(Extracted records)
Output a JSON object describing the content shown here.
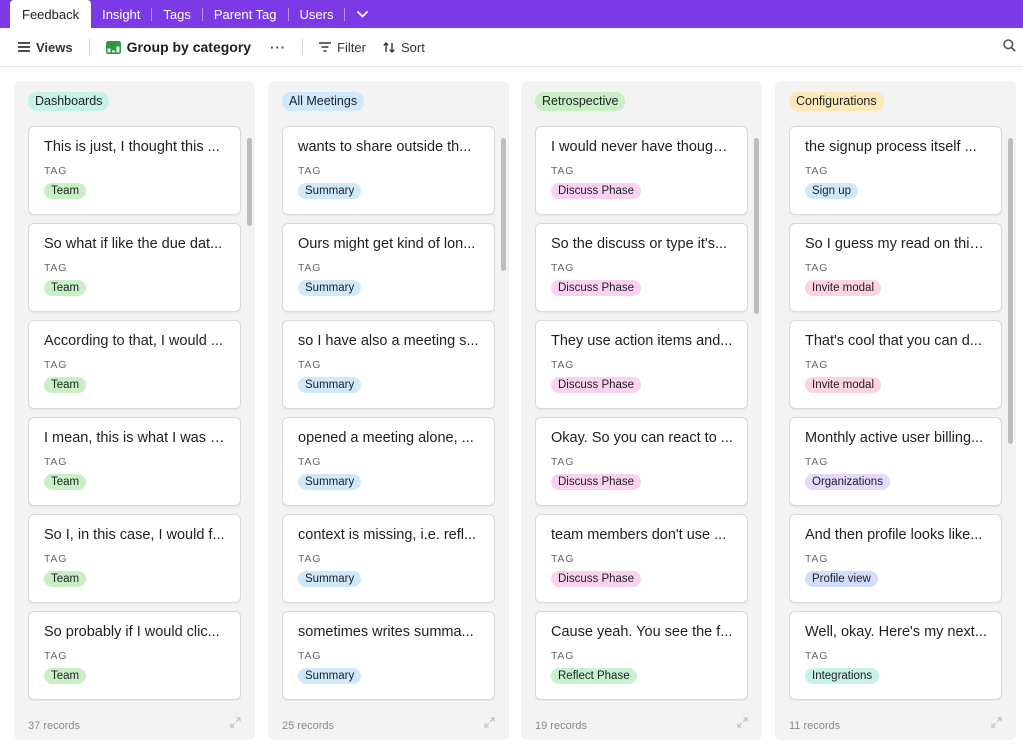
{
  "tabs": [
    {
      "label": "Feedback",
      "active": true
    },
    {
      "label": "Insight",
      "active": false
    },
    {
      "label": "Tags",
      "active": false
    },
    {
      "label": "Parent Tag",
      "active": false
    },
    {
      "label": "Users",
      "active": false
    }
  ],
  "toolbar": {
    "views_label": "Views",
    "group_label": "Group by category",
    "more_label": "···",
    "filter_label": "Filter",
    "sort_label": "Sort"
  },
  "colors": {
    "brand": "#7c3ae6",
    "tag_team": "#c8f0c4",
    "tag_summary": "#cfe9fb",
    "tag_discuss": "#fad2f0",
    "tag_reflect": "#c6f2cf",
    "tag_signup": "#cfe9fb",
    "tag_invite": "#fdd3dc",
    "tag_org": "#e4d8fb",
    "tag_profile": "#d2dcfb",
    "tag_integrations": "#c8f1e9"
  },
  "columns": [
    {
      "title": "Dashboards",
      "header_color": "#c6f1e6",
      "footer": "37 records",
      "cards": [
        {
          "title": "This is just, I thought this ...",
          "tag_label": "TAG",
          "tag": "Team",
          "tag_color": "#c8f0c4"
        },
        {
          "title": "So what if like the due dat...",
          "tag_label": "TAG",
          "tag": "Team",
          "tag_color": "#c8f0c4"
        },
        {
          "title": "According to that, I would ...",
          "tag_label": "TAG",
          "tag": "Team",
          "tag_color": "#c8f0c4"
        },
        {
          "title": "I mean, this is what I was t...",
          "tag_label": "TAG",
          "tag": "Team",
          "tag_color": "#c8f0c4"
        },
        {
          "title": "So I, in this case, I would f...",
          "tag_label": "TAG",
          "tag": "Team",
          "tag_color": "#c8f0c4"
        },
        {
          "title": "So probably if I would clic...",
          "tag_label": "TAG",
          "tag": "Team",
          "tag_color": "#c8f0c4"
        }
      ]
    },
    {
      "title": "All Meetings",
      "header_color": "#cfe9fb",
      "footer": "25 records",
      "cards": [
        {
          "title": "wants to share outside th...",
          "tag_label": "TAG",
          "tag": "Summary",
          "tag_color": "#cfe9fb"
        },
        {
          "title": "Ours might get kind of lon...",
          "tag_label": "TAG",
          "tag": "Summary",
          "tag_color": "#cfe9fb"
        },
        {
          "title": "so I have also a meeting s...",
          "tag_label": "TAG",
          "tag": "Summary",
          "tag_color": "#cfe9fb"
        },
        {
          "title": "opened a meeting alone, ...",
          "tag_label": "TAG",
          "tag": "Summary",
          "tag_color": "#cfe9fb"
        },
        {
          "title": "context is missing, i.e. refl...",
          "tag_label": "TAG",
          "tag": "Summary",
          "tag_color": "#cfe9fb"
        },
        {
          "title": "sometimes writes summa...",
          "tag_label": "TAG",
          "tag": "Summary",
          "tag_color": "#cfe9fb"
        }
      ]
    },
    {
      "title": "Retrospective",
      "header_color": "#c8f0c4",
      "footer": "19 records",
      "cards": [
        {
          "title": "I would never have though...",
          "tag_label": "TAG",
          "tag": "Discuss Phase",
          "tag_color": "#fad2f0"
        },
        {
          "title": "So the discuss or type it's...",
          "tag_label": "TAG",
          "tag": "Discuss Phase",
          "tag_color": "#fad2f0"
        },
        {
          "title": "They use action items and...",
          "tag_label": "TAG",
          "tag": "Discuss Phase",
          "tag_color": "#fad2f0"
        },
        {
          "title": "Okay. So you can react to ...",
          "tag_label": "TAG",
          "tag": "Discuss Phase",
          "tag_color": "#fad2f0"
        },
        {
          "title": "team members don't use ...",
          "tag_label": "TAG",
          "tag": "Discuss Phase",
          "tag_color": "#fad2f0"
        },
        {
          "title": "Cause yeah. You see the f...",
          "tag_label": "TAG",
          "tag": "Reflect Phase",
          "tag_color": "#c6f2cf"
        }
      ]
    },
    {
      "title": "Configurations",
      "header_color": "#fde9b8",
      "footer": "11 records",
      "cards": [
        {
          "title": "the signup process itself ...",
          "tag_label": "TAG",
          "tag": "Sign up",
          "tag_color": "#cfe9fb"
        },
        {
          "title": "So I guess my read on this...",
          "tag_label": "TAG",
          "tag": "Invite modal",
          "tag_color": "#fdd3dc"
        },
        {
          "title": "That's cool that you can d...",
          "tag_label": "TAG",
          "tag": "Invite modal",
          "tag_color": "#fdd3dc"
        },
        {
          "title": "Monthly active user billing...",
          "tag_label": "TAG",
          "tag": "Organizations",
          "tag_color": "#e4d8fb"
        },
        {
          "title": "And then profile looks like...",
          "tag_label": "TAG",
          "tag": "Profile view",
          "tag_color": "#d2dcfb"
        },
        {
          "title": "Well, okay. Here's my next...",
          "tag_label": "TAG",
          "tag": "Integrations",
          "tag_color": "#c8f1e9"
        }
      ]
    }
  ]
}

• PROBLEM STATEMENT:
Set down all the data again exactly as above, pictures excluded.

• SOLUTION:
Output a JSON object describing the content shown here.
{
  "tabs": [
    {
      "label": "Feedback",
      "active": true
    },
    {
      "label": "Insight",
      "active": false
    },
    {
      "label": "Tags",
      "active": false
    },
    {
      "label": "Parent Tag",
      "active": false
    },
    {
      "label": "Users",
      "active": false
    }
  ],
  "toolbar": {
    "views_label": "Views",
    "group_label": "Group by category",
    "more_label": "···",
    "filter_label": "Filter",
    "sort_label": "Sort"
  },
  "colors": {
    "brand": "#7c3ae6",
    "tag_team": "#c8f0c4",
    "tag_summary": "#cfe9fb",
    "tag_discuss": "#fad2f0",
    "tag_reflect": "#c6f2cf",
    "tag_signup": "#cfe9fb",
    "tag_invite": "#fdd3dc",
    "tag_org": "#e4d8fb",
    "tag_profile": "#d2dcfb",
    "tag_integrations": "#c8f1e9"
  },
  "columns": [
    {
      "title": "Dashboards",
      "header_color": "#c6f1e6",
      "footer": "37 records",
      "cards": [
        {
          "title": "This is just, I thought this ...",
          "tag_label": "TAG",
          "tag": "Team",
          "tag_color": "#c8f0c4"
        },
        {
          "title": "So what if like the due dat...",
          "tag_label": "TAG",
          "tag": "Team",
          "tag_color": "#c8f0c4"
        },
        {
          "title": "According to that, I would ...",
          "tag_label": "TAG",
          "tag": "Team",
          "tag_color": "#c8f0c4"
        },
        {
          "title": "I mean, this is what I was t...",
          "tag_label": "TAG",
          "tag": "Team",
          "tag_color": "#c8f0c4"
        },
        {
          "title": "So I, in this case, I would f...",
          "tag_label": "TAG",
          "tag": "Team",
          "tag_color": "#c8f0c4"
        },
        {
          "title": "So probably if I would clic...",
          "tag_label": "TAG",
          "tag": "Team",
          "tag_color": "#c8f0c4"
        }
      ]
    },
    {
      "title": "All Meetings",
      "header_color": "#cfe9fb",
      "footer": "25 records",
      "cards": [
        {
          "title": "wants to share outside th...",
          "tag_label": "TAG",
          "tag": "Summary",
          "tag_color": "#cfe9fb"
        },
        {
          "title": "Ours might get kind of lon...",
          "tag_label": "TAG",
          "tag": "Summary",
          "tag_color": "#cfe9fb"
        },
        {
          "title": "so I have also a meeting s...",
          "tag_label": "TAG",
          "tag": "Summary",
          "tag_color": "#cfe9fb"
        },
        {
          "title": "opened a meeting alone, ...",
          "tag_label": "TAG",
          "tag": "Summary",
          "tag_color": "#cfe9fb"
        },
        {
          "title": "context is missing, i.e. refl...",
          "tag_label": "TAG",
          "tag": "Summary",
          "tag_color": "#cfe9fb"
        },
        {
          "title": "sometimes writes summa...",
          "tag_label": "TAG",
          "tag": "Summary",
          "tag_color": "#cfe9fb"
        }
      ]
    },
    {
      "title": "Retrospective",
      "header_color": "#c8f0c4",
      "footer": "19 records",
      "cards": [
        {
          "title": "I would never have though...",
          "tag_label": "TAG",
          "tag": "Discuss Phase",
          "tag_color": "#fad2f0"
        },
        {
          "title": "So the discuss or type it's...",
          "tag_label": "TAG",
          "tag": "Discuss Phase",
          "tag_color": "#fad2f0"
        },
        {
          "title": "They use action items and...",
          "tag_label": "TAG",
          "tag": "Discuss Phase",
          "tag_color": "#fad2f0"
        },
        {
          "title": "Okay. So you can react to ...",
          "tag_label": "TAG",
          "tag": "Discuss Phase",
          "tag_color": "#fad2f0"
        },
        {
          "title": "team members don't use ...",
          "tag_label": "TAG",
          "tag": "Discuss Phase",
          "tag_color": "#fad2f0"
        },
        {
          "title": "Cause yeah. You see the f...",
          "tag_label": "TAG",
          "tag": "Reflect Phase",
          "tag_color": "#c6f2cf"
        }
      ]
    },
    {
      "title": "Configurations",
      "header_color": "#fde9b8",
      "footer": "11 records",
      "cards": [
        {
          "title": "the signup process itself ...",
          "tag_label": "TAG",
          "tag": "Sign up",
          "tag_color": "#cfe9fb"
        },
        {
          "title": "So I guess my read on this...",
          "tag_label": "TAG",
          "tag": "Invite modal",
          "tag_color": "#fdd3dc"
        },
        {
          "title": "That's cool that you can d...",
          "tag_label": "TAG",
          "tag": "Invite modal",
          "tag_color": "#fdd3dc"
        },
        {
          "title": "Monthly active user billing...",
          "tag_label": "TAG",
          "tag": "Organizations",
          "tag_color": "#e4d8fb"
        },
        {
          "title": "And then profile looks like...",
          "tag_label": "TAG",
          "tag": "Profile view",
          "tag_color": "#d2dcfb"
        },
        {
          "title": "Well, okay. Here's my next...",
          "tag_label": "TAG",
          "tag": "Integrations",
          "tag_color": "#c8f1e9"
        }
      ]
    }
  ]
}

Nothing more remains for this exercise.